TASK INSTRUCTIONS:
Nothing but an exact reprint of the records is to be returned.

RECORDED INFORMATION:
= Beginning of Section =

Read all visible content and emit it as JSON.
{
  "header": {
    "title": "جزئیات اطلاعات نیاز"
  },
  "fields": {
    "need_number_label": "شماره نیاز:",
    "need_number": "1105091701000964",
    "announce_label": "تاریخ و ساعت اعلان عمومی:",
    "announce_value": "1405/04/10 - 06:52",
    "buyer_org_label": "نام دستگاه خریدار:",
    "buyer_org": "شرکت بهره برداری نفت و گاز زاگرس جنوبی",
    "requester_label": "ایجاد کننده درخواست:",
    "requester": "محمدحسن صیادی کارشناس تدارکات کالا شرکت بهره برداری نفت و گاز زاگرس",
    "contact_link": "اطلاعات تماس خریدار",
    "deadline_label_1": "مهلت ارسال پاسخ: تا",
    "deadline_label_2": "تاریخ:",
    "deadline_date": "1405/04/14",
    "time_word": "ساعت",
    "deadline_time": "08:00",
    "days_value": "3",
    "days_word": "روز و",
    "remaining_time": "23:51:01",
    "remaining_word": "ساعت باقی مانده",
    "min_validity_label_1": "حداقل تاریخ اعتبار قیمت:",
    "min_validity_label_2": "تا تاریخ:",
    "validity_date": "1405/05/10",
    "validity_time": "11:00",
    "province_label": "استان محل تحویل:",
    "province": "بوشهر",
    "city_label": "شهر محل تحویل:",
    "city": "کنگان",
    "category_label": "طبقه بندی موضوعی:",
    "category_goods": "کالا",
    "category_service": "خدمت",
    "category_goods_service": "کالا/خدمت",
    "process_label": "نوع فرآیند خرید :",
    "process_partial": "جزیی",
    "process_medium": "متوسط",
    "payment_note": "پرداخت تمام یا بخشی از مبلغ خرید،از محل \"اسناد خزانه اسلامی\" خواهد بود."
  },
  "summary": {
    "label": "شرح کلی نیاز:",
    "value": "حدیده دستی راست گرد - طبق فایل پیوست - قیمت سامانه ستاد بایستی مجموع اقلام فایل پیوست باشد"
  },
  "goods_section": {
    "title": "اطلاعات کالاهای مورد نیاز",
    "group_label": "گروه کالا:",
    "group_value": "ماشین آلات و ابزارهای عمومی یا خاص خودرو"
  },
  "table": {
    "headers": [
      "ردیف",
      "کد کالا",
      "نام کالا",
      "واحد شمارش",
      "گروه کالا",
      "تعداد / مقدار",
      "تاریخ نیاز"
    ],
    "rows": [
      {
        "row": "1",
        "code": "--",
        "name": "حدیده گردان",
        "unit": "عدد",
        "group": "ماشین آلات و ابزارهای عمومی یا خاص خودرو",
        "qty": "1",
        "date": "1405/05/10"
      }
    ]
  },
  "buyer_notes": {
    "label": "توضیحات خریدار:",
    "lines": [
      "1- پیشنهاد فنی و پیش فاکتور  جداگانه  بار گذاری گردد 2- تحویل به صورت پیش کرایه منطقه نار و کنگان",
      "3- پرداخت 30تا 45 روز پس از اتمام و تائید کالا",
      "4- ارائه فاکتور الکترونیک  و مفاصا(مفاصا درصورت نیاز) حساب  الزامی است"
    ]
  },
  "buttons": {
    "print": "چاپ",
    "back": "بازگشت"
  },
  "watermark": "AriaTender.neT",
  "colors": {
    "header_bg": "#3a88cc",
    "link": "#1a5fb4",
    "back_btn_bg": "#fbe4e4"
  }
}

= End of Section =

ANSWER AREA:
Read all visible content and emit it as JSON.
{
  "header": {
    "title": "جزئیات اطلاعات نیاز"
  },
  "fields": {
    "need_number_label": "شماره نیاز:",
    "need_number": "1105091701000964",
    "announce_label": "تاریخ و ساعت اعلان عمومی:",
    "announce_value": "1405/04/10 - 06:52",
    "buyer_org_label": "نام دستگاه خریدار:",
    "buyer_org": "شرکت بهره برداری نفت و گاز زاگرس جنوبی",
    "requester_label": "ایجاد کننده درخواست:",
    "requester": "محمدحسن صیادی کارشناس تدارکات کالا شرکت بهره برداری نفت و گاز زاگرس",
    "contact_link": "اطلاعات تماس خریدار",
    "deadline_label_1": "مهلت ارسال پاسخ: تا",
    "deadline_label_2": "تاریخ:",
    "deadline_date": "1405/04/14",
    "time_word": "ساعت",
    "deadline_time": "08:00",
    "days_value": "3",
    "days_word": "روز و",
    "remaining_time": "23:51:01",
    "remaining_word": "ساعت باقی مانده",
    "min_validity_label_1": "حداقل تاریخ اعتبار قیمت:",
    "min_validity_label_2": "تا تاریخ:",
    "validity_date": "1405/05/10",
    "validity_time": "11:00",
    "province_label": "استان محل تحویل:",
    "province": "بوشهر",
    "city_label": "شهر محل تحویل:",
    "city": "کنگان",
    "category_label": "طبقه بندی موضوعی:",
    "category_goods": "کالا",
    "category_service": "خدمت",
    "category_goods_service": "کالا/خدمت",
    "process_label": "نوع فرآیند خرید :",
    "process_partial": "جزیی",
    "process_medium": "متوسط",
    "payment_note": "پرداخت تمام یا بخشی از مبلغ خرید،از محل \"اسناد خزانه اسلامی\" خواهد بود."
  },
  "summary": {
    "label": "شرح کلی نیاز:",
    "value": "حدیده دستی راست گرد - طبق فایل پیوست - قیمت سامانه ستاد بایستی مجموع اقلام فایل پیوست باشد"
  },
  "goods_section": {
    "title": "اطلاعات کالاهای مورد نیاز",
    "group_label": "گروه کالا:",
    "group_value": "ماشین آلات و ابزارهای عمومی یا خاص خودرو"
  },
  "table": {
    "headers": [
      "ردیف",
      "کد کالا",
      "نام کالا",
      "واحد شمارش",
      "گروه کالا",
      "تعداد / مقدار",
      "تاریخ نیاز"
    ],
    "rows": [
      {
        "row": "1",
        "code": "--",
        "name": "حدیده گردان",
        "unit": "عدد",
        "group": "ماشین آلات و ابزارهای عمومی یا خاص خودرو",
        "qty": "1",
        "date": "1405/05/10"
      }
    ]
  },
  "buyer_notes": {
    "label": "توضیحات خریدار:",
    "lines": [
      "1- پیشنهاد فنی و پیش فاکتور  جداگانه  بار گذاری گردد 2- تحویل به صورت پیش کرایه منطقه نار و کنگان",
      "3- پرداخت 30تا 45 روز پس از اتمام و تائید کالا",
      "4- ارائه فاکتور الکترونیک  و مفاصا(مفاصا درصورت نیاز) حساب  الزامی است"
    ]
  },
  "buttons": {
    "print": "چاپ",
    "back": "بازگشت"
  },
  "watermark": "AriaTender.neT",
  "colors": {
    "header_bg": "#3a88cc",
    "link": "#1a5fb4",
    "back_btn_bg": "#fbe4e4"
  }
}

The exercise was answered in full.